May 18 was the 78th anniversary of Moscow’s forced deportation of the entire Crimean Tatar people from their homeland to Central Asia in 1944. Soviet dictator Joseph Stalin said the Tatars were all agents of the Nazis. The date is marked annually by Tatars in Crimea and across Ukraine. Despite a ban on Tatar actions imposed for the past eight years since Russian troops seized and occupied the peninsula, hundreds gathered solemnly at a memorial monument in Kerch.
Over two days in 1944 over 200,000 Tatars were herded into cattle cars, locked in, and taken by rail deep into Russia, above. Over half died during the journey and by privation over the next two years.
After the collapse of the Soviet Union in 1991, waves of Tatars began returning home, to discover their homes had been seized under Moscow’s attempts to “Russify” the population. Today the Tatars, the native people of Crimea, make up some 12% of the population. With Ukraine’s independence in 1991, Tatar culture flowered and identification with Ukraine expanded.
But in 2014, after the popular Maidan uprising, Putin responded by using his thousands of naval troops — stationed in Crimea under an earlier agreement with Kyiv — to take power, oust Ukrainian forces and crush independent mobilization by Tatars. Their organizations, like the Mejlis, their national council, and its leaders, were banned. Newspapers and schools were closed down and cultural institutions shuttered.
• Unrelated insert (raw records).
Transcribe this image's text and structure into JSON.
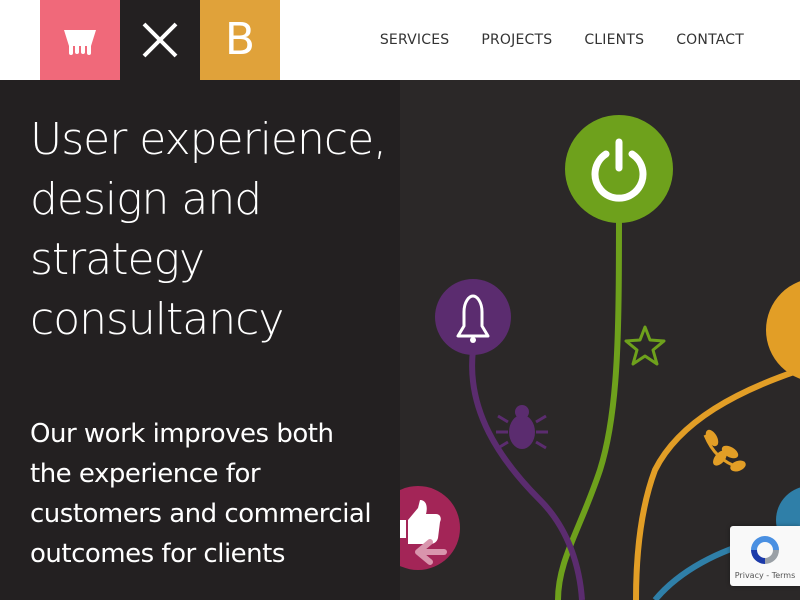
{
  "brand": {
    "logo_letter": "B",
    "colors": {
      "pink": "#f0697a",
      "dark": "#232021",
      "orange": "#e0a23a"
    }
  },
  "nav": {
    "items": [
      "SERVICES",
      "PROJECTS",
      "CLIENTS",
      "CONTACT"
    ]
  },
  "hero": {
    "title": "User experience, design and strategy consultancy",
    "subtitle": "Our work improves both the experience for customers and commercial outcomes for clients",
    "illustration_icons": [
      "power-icon",
      "bell-icon",
      "star-icon",
      "bug-icon",
      "leaf-icon",
      "thumbs-up-icon",
      "arrow-left-icon"
    ],
    "colors": {
      "green": "#6ea11c",
      "purple": "#5b2c6f",
      "orange": "#e29e26",
      "blue": "#2f7fa8",
      "magenta": "#a32557"
    }
  },
  "recaptcha": {
    "links": "Privacy - Terms"
  }
}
The Russian government cracked down on all opposition, arresting and framing up any Tatars who spoke out.
Moscow has doubled down on its repression since its invasion of Ukraine. “Since the beginning of Russia’s total war against Ukraine, a large number of Crimean Tatar civic activists and journalists” have been sentenced to 12-to-19 years in jail on fabricated criminal charges, Halya Coynash of the Kharkiv Human Rights Protection Group, said.